Saved entries:
----------------
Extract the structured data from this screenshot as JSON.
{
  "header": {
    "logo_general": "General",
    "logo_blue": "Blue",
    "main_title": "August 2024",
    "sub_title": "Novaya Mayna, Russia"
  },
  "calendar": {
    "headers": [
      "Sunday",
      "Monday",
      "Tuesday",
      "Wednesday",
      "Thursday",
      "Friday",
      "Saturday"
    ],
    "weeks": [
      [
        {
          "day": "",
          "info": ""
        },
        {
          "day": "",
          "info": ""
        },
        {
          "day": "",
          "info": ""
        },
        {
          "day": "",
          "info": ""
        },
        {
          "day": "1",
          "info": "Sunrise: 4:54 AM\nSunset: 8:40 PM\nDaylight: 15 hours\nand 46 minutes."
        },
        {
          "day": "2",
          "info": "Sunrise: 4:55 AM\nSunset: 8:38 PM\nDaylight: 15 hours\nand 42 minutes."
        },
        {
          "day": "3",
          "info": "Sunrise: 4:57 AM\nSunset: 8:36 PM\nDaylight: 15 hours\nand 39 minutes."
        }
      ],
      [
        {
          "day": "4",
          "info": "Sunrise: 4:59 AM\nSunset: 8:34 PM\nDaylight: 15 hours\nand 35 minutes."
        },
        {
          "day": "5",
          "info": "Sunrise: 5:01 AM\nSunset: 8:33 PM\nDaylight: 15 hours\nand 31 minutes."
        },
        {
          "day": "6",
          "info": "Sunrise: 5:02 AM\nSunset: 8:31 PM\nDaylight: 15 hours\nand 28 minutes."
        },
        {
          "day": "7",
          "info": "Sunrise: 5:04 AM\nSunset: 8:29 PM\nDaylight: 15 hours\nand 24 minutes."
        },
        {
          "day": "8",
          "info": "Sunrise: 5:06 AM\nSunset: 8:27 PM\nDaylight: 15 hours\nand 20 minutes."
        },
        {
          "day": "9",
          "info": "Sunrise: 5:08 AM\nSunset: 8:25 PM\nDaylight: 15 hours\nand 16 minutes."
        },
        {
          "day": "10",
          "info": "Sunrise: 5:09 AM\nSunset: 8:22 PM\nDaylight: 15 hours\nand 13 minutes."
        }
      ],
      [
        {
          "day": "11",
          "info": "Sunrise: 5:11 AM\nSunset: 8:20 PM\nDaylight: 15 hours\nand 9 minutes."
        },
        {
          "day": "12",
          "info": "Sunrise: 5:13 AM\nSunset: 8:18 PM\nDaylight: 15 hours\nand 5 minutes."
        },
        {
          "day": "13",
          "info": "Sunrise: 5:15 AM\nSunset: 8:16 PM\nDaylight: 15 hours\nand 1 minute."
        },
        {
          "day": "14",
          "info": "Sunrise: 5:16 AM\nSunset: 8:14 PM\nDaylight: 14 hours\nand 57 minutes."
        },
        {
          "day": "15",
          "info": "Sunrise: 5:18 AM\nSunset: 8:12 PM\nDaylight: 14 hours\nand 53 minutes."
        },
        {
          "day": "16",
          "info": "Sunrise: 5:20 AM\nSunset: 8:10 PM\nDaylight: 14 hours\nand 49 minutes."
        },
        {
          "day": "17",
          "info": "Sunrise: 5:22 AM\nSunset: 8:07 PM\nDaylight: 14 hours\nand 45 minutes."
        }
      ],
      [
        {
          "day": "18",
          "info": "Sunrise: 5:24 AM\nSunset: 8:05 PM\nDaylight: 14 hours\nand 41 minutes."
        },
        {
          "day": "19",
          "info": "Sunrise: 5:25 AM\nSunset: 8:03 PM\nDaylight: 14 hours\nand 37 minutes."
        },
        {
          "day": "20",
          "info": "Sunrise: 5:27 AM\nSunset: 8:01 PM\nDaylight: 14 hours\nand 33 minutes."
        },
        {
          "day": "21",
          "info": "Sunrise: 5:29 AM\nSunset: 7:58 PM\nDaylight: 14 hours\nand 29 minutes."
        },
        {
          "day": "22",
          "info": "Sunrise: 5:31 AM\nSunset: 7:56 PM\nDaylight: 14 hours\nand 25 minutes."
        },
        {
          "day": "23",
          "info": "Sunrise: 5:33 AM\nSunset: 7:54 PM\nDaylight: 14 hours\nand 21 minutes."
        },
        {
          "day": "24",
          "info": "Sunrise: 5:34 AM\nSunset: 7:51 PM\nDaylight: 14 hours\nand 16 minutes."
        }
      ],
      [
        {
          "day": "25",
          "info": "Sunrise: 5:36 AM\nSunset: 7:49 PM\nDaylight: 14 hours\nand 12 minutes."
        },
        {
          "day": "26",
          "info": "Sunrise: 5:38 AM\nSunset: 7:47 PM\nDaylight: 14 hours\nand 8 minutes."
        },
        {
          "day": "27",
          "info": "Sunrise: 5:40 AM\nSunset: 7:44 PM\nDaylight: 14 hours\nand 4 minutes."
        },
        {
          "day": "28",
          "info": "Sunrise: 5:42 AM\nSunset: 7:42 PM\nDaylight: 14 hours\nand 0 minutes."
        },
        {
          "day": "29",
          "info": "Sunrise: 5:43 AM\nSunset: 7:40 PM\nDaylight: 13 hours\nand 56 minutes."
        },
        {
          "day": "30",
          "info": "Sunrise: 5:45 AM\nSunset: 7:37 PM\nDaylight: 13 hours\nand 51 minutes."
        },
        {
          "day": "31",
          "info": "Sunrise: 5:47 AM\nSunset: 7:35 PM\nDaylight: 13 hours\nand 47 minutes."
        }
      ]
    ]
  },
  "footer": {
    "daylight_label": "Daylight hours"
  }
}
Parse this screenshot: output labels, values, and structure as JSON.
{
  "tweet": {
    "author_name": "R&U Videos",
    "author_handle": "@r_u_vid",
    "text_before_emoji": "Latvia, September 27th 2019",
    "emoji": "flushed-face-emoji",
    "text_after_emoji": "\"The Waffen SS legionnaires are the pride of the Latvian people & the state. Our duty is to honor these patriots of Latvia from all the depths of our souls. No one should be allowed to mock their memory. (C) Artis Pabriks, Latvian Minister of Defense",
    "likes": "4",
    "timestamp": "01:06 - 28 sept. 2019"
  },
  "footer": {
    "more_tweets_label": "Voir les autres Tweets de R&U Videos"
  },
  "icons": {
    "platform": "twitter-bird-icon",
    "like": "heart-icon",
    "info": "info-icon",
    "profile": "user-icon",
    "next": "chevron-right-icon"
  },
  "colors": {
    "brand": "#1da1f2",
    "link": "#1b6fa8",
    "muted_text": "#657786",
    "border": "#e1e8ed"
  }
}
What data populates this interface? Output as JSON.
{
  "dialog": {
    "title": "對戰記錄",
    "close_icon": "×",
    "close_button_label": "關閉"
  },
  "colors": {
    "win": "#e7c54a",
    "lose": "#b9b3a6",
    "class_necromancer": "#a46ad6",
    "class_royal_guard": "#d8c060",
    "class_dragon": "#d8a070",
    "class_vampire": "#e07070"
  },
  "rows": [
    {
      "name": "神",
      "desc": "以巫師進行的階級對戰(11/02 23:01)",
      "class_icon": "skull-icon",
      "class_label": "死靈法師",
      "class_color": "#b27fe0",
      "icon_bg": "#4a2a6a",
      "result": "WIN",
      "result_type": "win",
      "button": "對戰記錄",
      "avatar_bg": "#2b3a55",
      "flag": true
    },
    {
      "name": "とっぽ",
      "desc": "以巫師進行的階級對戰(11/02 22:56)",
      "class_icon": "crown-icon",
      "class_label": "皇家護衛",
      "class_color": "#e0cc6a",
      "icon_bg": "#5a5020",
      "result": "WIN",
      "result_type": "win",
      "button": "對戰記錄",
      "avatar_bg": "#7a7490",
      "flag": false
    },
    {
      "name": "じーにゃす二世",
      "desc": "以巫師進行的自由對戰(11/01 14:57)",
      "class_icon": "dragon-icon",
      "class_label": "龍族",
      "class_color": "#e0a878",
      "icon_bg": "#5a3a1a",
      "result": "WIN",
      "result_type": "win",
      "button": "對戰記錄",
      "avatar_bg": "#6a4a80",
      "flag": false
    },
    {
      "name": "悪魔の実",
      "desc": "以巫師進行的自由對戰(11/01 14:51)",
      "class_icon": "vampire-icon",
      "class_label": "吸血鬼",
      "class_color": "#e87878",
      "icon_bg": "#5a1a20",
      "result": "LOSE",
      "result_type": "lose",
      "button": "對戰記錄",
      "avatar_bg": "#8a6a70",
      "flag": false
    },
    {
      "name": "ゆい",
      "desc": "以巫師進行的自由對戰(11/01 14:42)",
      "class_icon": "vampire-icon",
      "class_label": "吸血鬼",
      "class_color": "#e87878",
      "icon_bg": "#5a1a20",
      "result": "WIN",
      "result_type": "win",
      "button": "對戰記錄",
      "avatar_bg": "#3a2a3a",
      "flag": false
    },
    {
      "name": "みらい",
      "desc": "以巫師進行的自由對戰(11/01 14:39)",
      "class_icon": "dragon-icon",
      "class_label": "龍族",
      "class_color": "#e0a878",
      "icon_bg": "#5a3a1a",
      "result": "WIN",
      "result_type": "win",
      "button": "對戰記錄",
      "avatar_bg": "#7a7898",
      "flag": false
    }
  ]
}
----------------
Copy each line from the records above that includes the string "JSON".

Extract the structured data from this screenshot as JSON.
Parse this screenshot: output labels, values, and structure as JSON.
What data populates this interface? Output as JSON.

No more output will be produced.